Odell continued to argue that there really is no reason for the state to own companies in competitive markets where private companies operate.
But the minister’s plea fell on deaf ears with the four opposition parties winning by by a margin of 172 to 170, putting a stop to sell offs which would have netted the taxpayer tens of billions of kronor.
Odell meanwhile defended state ownership of “natural monopolies” such as the alcohol retailer Systembolaget, and perhaps mining firm LKAB, as the business requires major decisions such as moving a significant part of the northern Swedish town of Kiruna.
The Riksdag vote on state-owned company sales is the most significant to date which the minority Alliance government has lost. It is a prestige issue for the government, whose goal is to sell assets for a total of 200 billion kronor ($31 billion) during the term of office.
The sell off plans include stakes held in firms such as the Nordea bank, airline SAS, telecom firm TeliaSonera, the postal service Posten and SBAB bank. Wednesday’s vote in parliament concerned the stakes in SBAB, Posten and TeliaSonera.
Parliament has previously authorized the government to reduce state ownership in the three companies, but the four opposition parties have now voted to revoke the decision.
Furthermore the four parties argued that Vattenfall should remain state-owned.

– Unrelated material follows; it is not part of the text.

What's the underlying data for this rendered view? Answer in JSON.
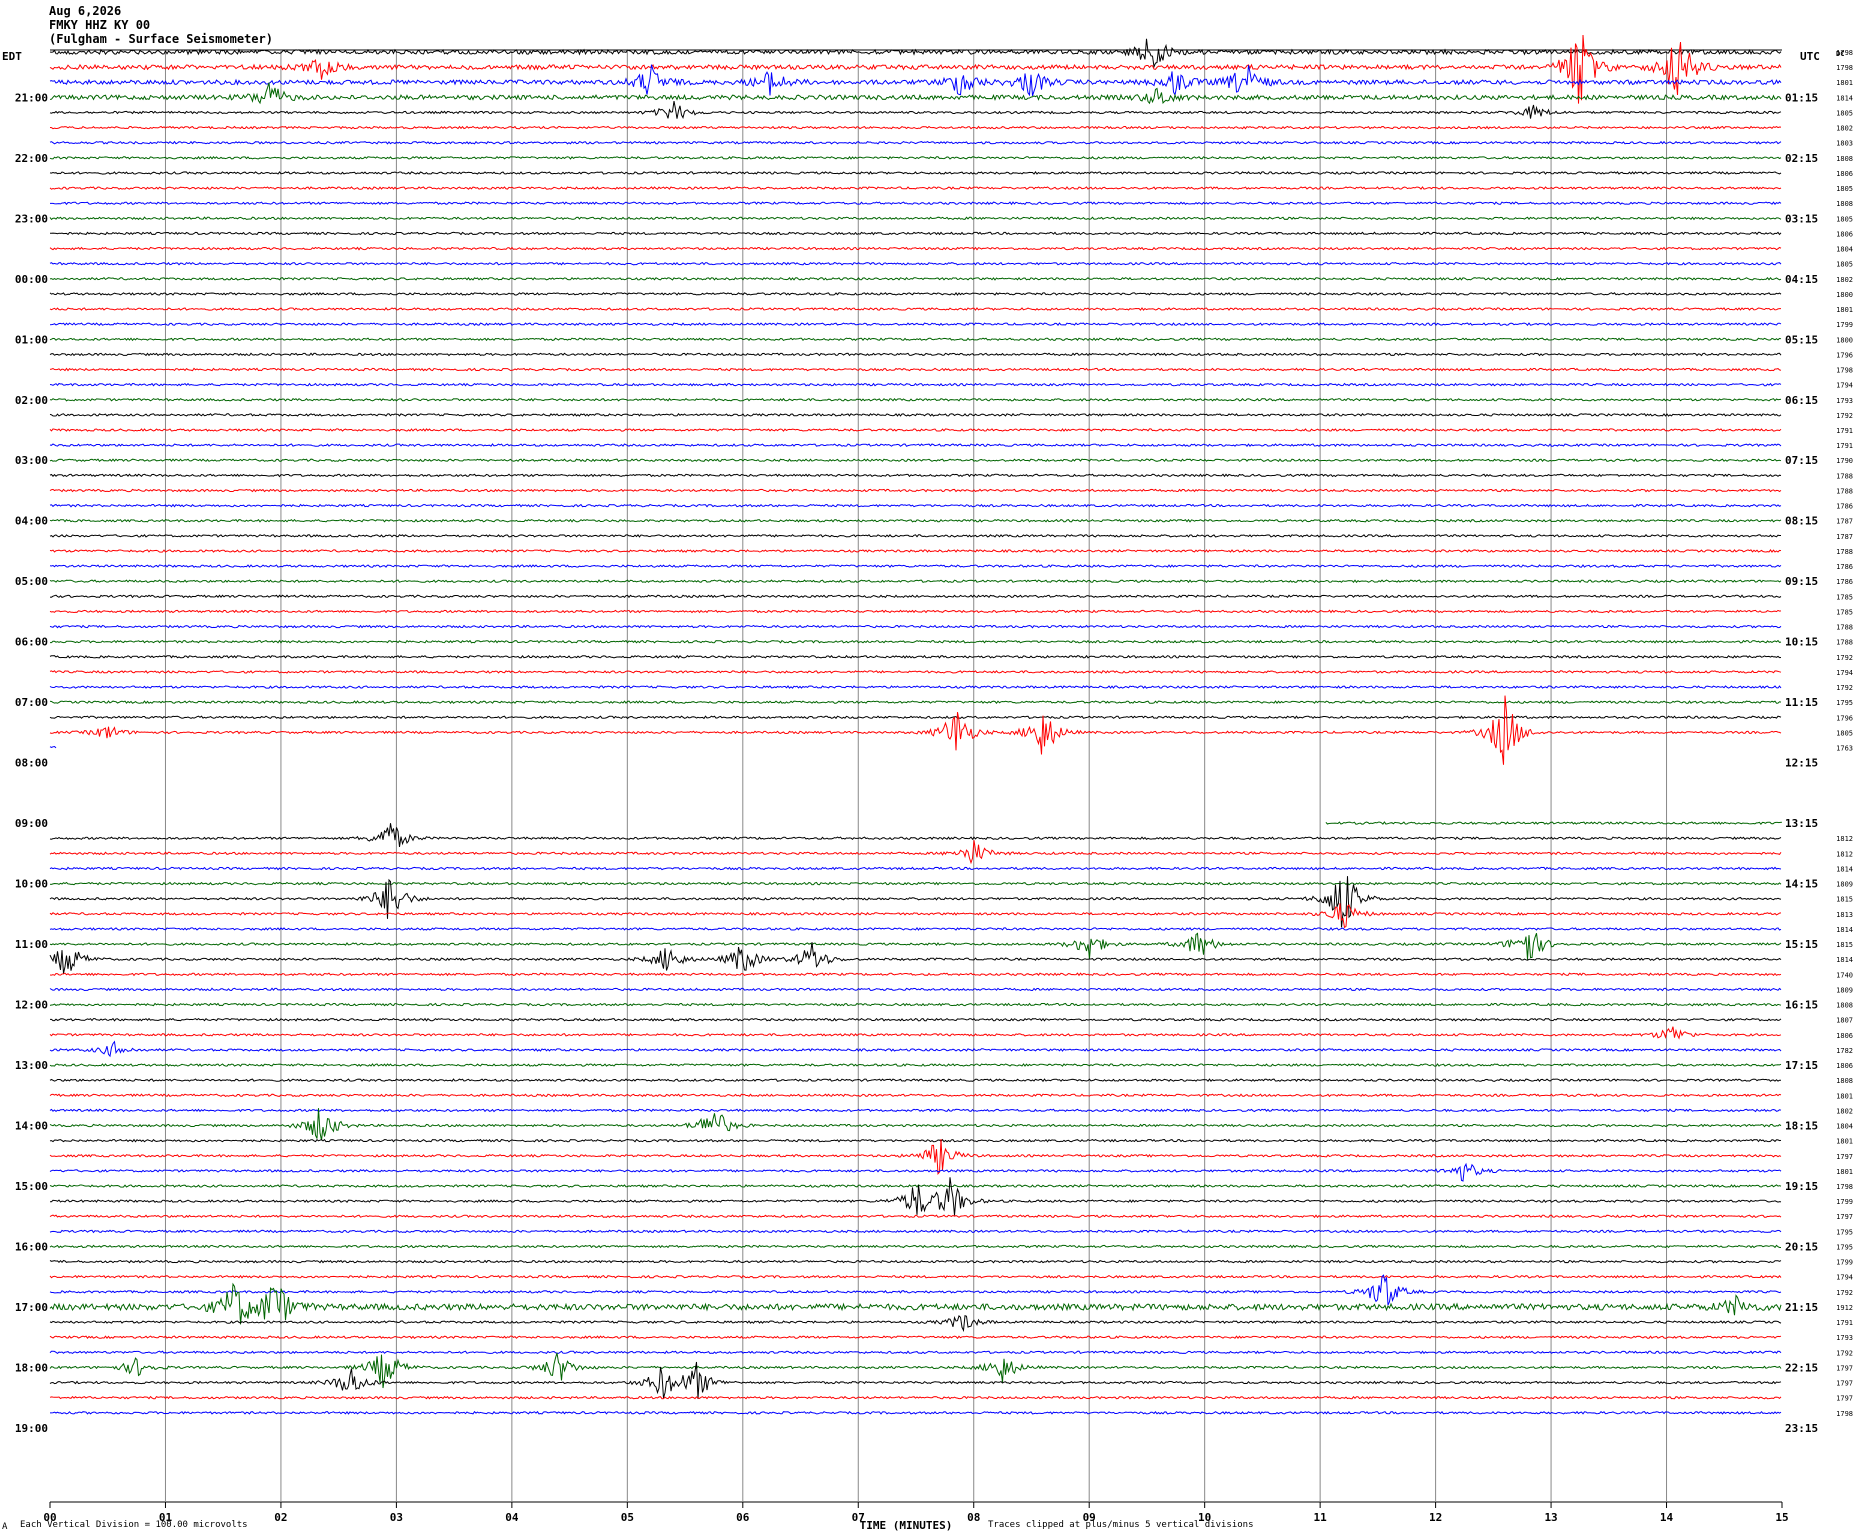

The Government has previously indicated a willingness to sell off some of its stake.
Financial markets minister Peter Norman chose to follow the setback in parliament from the background, declining to join the economic affairs committee debate, where the sale of state companies was taken up.
According to Norman’s press secretary, the minister has a packed schedule, but he also noted that the debate was for the members of parliament.
Mats Odell, Norman’s predecessor as minister with responsibility for selling state companies, said in the course of the debate that he could not understand why the Green Party had joined forces with the Sweden Democrats to halt the sales.
“The Sweden Democrats are driven by fear of foreign ownership, but for such an export-dependent country like Sweden, this comes across as a narrow-minded and outdated policy.”
Swedish state finances are already in surplus, so from a financial point of view the sale of shares in SBAB, TeliaSonera, Sweden Post and Vattenfall is hardly necessary.
Some economic commentators are in fact of the opinion that the national debt is in danger of being too low.
Olle Holmgren at SEB bank is among them, arguing that it would lead to fewer government bonds in circulationreducing trade and adversely affect pricing.
“Swedish bonds are in demand by the pensions industry,” Olle Holmgren said.